I am broadly interested in understanding pathogen spillover, establishment, and persistence in wildlife, with the goal of operationalizing theoretical results for application during emergent disease events. At the moment, this work primarily focuses on pneumonia dynamics of bighorn sheep. While we have excellent information on bighorn sheep pneumonia from a small group of intensively studied populations, understanding whether these findings can be generalized to other bighorn sheep herds living in a wide variety of contexts remains an on-going challenge.


It is increasingly accepted that bighorn sheep pneumonia results from introduction of Mycoplasma ovipneumoniae, usually originating from asymptomatic infections in domestic sheep. However, two key questions remain:

  1. Why do some bighorn populations become infected while others do not?
  2. Why do some bighorn populations experience on-going disease for decades, while others exhibit only minimal disease for relatively short periods of time?

Answering both of these questions is crucial for developing management strategies that benefit bighorn sheep population recovery throughout the west.


A ewe group at the Asotin Creek population in midsummer.

Our group focuses primarily on describing risk factors associated with pathogen introduction (a movement-centered project), and modeling variation in post-die-off population dynamics (a demography-centered project). A synopsis of some of our research is located at



Bighorn sheep movements occasionally bring them into contact with domestic sheep, sparking species-to-species pathogen spillover events.  Understanding the drivers of bighorn sheep movement is key for forecasting risk.  We are working to understand movement dynamics of bighorn sheep in an effort to accurately forecast — and ideally, mitigate — pathogen introduction risk. 

Among the hypothesized drivers of bighorn movement are:

  • Demographic features of the individual: sex, age, subspecies, reproductive status
  • Environmental context: habitat structure, climate, season
  • Current demographic features of the herd: population size, sex structure
  • Herd history: recent changes in population size, translocation history, etc.

Our work focuses on all four of these categories. 



Bighorn population dynamics vary substantially in the aftermath of die-off events, but the causes of this variation are not well-understood.

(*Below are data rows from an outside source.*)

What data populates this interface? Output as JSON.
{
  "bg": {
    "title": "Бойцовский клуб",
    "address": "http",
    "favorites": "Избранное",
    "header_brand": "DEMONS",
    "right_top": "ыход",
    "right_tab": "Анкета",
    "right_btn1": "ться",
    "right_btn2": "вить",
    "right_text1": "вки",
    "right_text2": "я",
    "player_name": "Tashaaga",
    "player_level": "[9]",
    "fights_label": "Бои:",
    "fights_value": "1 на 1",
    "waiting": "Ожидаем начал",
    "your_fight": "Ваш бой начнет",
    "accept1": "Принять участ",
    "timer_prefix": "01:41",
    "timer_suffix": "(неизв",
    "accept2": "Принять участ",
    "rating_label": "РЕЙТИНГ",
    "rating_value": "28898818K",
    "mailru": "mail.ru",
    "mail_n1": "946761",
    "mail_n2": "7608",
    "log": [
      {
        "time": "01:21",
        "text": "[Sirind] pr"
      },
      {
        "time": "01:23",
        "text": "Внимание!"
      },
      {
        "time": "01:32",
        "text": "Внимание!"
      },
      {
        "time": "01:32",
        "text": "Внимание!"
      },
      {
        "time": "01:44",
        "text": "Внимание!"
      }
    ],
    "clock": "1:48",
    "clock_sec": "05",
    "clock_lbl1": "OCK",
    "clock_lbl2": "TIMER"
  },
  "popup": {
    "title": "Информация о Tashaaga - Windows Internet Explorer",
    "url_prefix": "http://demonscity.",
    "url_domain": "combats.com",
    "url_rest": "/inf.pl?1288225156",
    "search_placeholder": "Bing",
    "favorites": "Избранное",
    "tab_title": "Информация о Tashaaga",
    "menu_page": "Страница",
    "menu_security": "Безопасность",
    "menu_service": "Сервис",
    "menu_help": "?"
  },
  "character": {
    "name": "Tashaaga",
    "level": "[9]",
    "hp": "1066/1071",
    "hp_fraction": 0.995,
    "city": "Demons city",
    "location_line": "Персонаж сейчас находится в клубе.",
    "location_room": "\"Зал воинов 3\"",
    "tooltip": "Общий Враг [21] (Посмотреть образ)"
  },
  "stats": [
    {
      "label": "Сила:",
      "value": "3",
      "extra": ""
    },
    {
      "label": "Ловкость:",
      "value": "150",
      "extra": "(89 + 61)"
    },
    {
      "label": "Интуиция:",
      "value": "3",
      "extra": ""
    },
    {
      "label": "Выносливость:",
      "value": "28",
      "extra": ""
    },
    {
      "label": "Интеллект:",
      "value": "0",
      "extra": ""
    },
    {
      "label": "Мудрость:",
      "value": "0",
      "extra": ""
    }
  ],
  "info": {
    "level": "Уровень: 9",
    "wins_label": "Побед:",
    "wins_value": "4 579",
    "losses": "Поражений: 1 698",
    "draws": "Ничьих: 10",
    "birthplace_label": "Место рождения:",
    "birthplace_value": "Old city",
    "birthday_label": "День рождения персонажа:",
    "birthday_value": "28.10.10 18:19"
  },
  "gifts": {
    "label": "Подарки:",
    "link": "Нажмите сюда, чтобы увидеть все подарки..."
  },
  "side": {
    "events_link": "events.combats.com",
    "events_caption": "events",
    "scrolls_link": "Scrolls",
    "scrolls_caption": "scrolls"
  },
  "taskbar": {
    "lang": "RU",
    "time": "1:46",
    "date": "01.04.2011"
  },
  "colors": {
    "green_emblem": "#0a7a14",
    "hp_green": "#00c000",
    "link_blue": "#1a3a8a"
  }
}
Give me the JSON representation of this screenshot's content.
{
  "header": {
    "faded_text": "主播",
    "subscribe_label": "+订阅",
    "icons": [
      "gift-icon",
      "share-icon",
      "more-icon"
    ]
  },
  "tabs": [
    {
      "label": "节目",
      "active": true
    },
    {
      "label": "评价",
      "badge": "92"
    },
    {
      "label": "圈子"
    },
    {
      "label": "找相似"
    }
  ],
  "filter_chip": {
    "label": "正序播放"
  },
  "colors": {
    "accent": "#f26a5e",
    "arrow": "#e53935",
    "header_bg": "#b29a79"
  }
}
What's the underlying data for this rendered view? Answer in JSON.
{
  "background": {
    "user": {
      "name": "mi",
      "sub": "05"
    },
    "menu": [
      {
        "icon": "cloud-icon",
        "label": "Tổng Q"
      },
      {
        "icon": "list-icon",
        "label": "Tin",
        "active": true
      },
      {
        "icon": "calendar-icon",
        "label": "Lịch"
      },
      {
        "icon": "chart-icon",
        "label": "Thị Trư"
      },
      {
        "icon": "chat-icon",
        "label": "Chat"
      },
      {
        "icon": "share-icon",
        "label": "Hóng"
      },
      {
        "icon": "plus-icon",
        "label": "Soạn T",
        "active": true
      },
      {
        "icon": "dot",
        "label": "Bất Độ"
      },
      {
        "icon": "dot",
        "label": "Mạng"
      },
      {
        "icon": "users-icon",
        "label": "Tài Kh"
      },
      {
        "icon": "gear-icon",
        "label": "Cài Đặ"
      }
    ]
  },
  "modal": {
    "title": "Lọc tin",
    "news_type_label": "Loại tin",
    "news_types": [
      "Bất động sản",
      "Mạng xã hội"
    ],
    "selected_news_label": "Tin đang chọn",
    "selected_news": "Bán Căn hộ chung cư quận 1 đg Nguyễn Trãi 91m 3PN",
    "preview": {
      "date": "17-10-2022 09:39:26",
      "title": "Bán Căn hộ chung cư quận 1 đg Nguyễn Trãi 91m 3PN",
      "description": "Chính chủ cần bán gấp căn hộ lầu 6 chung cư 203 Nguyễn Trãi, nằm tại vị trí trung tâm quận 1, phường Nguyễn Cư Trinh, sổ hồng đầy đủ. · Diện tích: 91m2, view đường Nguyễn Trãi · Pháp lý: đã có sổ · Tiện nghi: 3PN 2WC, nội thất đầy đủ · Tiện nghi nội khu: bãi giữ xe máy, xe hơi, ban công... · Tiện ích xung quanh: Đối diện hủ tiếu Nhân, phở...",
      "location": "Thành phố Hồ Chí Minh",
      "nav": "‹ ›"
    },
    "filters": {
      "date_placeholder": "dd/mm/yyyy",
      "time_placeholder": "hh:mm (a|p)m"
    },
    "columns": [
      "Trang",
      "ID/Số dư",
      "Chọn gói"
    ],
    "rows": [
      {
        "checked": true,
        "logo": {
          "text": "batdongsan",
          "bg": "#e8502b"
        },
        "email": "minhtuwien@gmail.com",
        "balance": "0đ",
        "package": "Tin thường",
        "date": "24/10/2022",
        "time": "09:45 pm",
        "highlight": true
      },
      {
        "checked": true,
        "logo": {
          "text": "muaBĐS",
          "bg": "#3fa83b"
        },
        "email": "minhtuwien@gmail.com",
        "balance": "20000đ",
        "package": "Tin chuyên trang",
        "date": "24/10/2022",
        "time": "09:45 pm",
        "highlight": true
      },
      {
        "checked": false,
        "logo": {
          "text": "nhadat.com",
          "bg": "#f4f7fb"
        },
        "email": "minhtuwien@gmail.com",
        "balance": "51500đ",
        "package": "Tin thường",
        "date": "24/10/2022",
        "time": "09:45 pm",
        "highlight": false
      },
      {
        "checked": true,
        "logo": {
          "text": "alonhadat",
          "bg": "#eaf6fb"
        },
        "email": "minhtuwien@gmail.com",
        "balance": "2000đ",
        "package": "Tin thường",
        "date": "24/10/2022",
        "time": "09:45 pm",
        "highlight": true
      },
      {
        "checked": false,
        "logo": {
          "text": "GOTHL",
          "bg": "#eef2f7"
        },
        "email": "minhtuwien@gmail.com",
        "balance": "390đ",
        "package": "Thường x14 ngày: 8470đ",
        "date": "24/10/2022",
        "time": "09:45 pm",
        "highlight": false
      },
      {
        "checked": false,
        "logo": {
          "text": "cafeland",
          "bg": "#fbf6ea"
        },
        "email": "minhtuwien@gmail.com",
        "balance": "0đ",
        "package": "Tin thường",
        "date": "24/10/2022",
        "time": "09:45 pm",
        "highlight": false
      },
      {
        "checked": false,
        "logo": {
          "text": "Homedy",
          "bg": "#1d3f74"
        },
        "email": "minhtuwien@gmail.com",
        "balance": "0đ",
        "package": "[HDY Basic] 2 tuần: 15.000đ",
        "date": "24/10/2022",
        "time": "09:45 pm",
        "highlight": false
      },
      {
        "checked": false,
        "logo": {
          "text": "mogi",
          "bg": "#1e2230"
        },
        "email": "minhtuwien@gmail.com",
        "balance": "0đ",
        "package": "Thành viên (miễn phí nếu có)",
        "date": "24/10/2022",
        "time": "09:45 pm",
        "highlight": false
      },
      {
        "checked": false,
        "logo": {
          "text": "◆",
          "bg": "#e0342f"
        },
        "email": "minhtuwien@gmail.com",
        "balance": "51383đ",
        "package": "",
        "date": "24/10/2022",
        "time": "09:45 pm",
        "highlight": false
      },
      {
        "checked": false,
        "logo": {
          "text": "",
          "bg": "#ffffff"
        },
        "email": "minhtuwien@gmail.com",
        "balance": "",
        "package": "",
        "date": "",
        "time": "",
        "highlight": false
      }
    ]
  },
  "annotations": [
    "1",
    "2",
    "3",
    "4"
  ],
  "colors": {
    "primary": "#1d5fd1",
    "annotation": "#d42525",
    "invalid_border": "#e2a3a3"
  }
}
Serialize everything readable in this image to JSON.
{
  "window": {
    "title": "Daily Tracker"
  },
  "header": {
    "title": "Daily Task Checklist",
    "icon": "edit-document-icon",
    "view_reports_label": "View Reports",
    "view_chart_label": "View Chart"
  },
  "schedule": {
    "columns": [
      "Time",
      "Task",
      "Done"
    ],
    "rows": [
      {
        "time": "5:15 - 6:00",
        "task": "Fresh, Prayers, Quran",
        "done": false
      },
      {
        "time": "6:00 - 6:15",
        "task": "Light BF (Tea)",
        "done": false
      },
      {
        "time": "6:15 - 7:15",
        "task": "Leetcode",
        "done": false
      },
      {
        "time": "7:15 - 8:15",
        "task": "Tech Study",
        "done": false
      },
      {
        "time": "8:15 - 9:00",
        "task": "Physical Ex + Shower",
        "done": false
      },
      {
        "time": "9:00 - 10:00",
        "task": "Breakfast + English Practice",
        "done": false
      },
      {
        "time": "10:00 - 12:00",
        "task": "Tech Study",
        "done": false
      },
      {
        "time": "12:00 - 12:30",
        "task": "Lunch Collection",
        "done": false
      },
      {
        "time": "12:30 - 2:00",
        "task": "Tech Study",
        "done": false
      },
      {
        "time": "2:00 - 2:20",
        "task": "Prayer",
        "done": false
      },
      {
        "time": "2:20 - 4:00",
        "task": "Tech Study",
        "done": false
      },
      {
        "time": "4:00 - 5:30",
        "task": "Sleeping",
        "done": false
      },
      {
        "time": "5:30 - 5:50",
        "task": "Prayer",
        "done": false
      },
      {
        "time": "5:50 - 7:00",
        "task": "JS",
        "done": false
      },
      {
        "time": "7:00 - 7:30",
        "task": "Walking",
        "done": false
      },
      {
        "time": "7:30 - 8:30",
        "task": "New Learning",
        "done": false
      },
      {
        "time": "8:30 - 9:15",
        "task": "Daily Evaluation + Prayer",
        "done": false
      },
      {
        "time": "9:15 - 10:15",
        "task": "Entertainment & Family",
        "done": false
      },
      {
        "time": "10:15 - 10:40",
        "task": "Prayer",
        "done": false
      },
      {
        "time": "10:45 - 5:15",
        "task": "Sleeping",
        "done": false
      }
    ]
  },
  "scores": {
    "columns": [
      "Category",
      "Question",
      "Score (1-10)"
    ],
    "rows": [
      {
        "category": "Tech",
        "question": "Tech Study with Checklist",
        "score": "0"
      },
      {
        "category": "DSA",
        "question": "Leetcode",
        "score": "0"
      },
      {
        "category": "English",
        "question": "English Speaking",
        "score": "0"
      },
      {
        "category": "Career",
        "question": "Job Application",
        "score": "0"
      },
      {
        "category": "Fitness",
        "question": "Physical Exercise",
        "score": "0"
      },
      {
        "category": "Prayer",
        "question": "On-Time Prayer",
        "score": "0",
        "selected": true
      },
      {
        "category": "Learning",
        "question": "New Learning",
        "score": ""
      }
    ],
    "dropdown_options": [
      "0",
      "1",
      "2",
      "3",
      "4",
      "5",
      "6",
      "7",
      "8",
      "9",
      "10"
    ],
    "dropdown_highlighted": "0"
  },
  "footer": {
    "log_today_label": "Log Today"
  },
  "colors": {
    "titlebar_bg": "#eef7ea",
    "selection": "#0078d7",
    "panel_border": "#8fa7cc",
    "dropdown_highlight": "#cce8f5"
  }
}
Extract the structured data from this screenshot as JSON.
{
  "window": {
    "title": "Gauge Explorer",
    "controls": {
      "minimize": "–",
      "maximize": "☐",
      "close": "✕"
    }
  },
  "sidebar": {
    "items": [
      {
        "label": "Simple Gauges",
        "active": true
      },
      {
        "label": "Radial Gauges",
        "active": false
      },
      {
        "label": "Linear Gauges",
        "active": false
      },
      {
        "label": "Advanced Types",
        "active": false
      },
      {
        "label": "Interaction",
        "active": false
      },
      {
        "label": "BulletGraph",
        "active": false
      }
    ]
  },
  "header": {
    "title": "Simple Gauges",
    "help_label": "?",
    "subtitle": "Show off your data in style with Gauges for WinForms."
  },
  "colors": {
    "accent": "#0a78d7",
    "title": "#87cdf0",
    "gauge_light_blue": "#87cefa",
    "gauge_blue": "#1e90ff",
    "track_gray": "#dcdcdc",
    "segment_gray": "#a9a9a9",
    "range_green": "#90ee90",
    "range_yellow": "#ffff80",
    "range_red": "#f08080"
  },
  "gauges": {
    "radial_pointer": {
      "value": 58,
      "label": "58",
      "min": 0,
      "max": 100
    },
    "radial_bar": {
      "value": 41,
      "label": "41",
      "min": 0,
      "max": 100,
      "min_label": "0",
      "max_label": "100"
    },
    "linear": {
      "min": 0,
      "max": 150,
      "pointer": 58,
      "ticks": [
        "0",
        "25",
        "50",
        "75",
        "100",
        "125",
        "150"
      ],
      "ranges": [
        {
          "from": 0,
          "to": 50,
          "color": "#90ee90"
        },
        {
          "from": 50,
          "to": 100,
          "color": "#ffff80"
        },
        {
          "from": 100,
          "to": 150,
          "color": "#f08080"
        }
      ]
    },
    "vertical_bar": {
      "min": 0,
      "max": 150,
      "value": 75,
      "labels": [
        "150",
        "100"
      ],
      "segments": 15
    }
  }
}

In this project, we are trying to understand what factors produce the observed variation, with the eventual goal of designing management that could improve post-die-off population responses. 

Hypothesized factors associated with variation are:

  • Features of the pathogen: M. ovipneumoniae strain involved, and its time since introduction into bighorns
  • Features of the individual host: individual’s age, sex, and reproductive status; exposure history; and coinfections, genetic diversity
  • Features of the host population: genetic diversity, behavior and movement dynamics, sex structure, reproductive synchrony

We are working to understand the role each of these factors plays in shaping long-term population dynamics after die-off events. 



Both the movement and the demography projects couple mechanistic data from long-term intensive monitoring at a few focal populations with landscape-wide data on individuals from many populations, in highly variable ecological contexts. We collaborate with experts intensively studying bighorn sheep at the National Bison Range near Missoula, Montana; the Hells Canyon region of Idaho, Washington, and Oregon; Zion National Park; and the Muddy, Eldorado, McCullough, and River Mountains near Las Vegas, NV.  I try to spend a minimum of eight weeks in the field every year, and most of my students put in well more than that!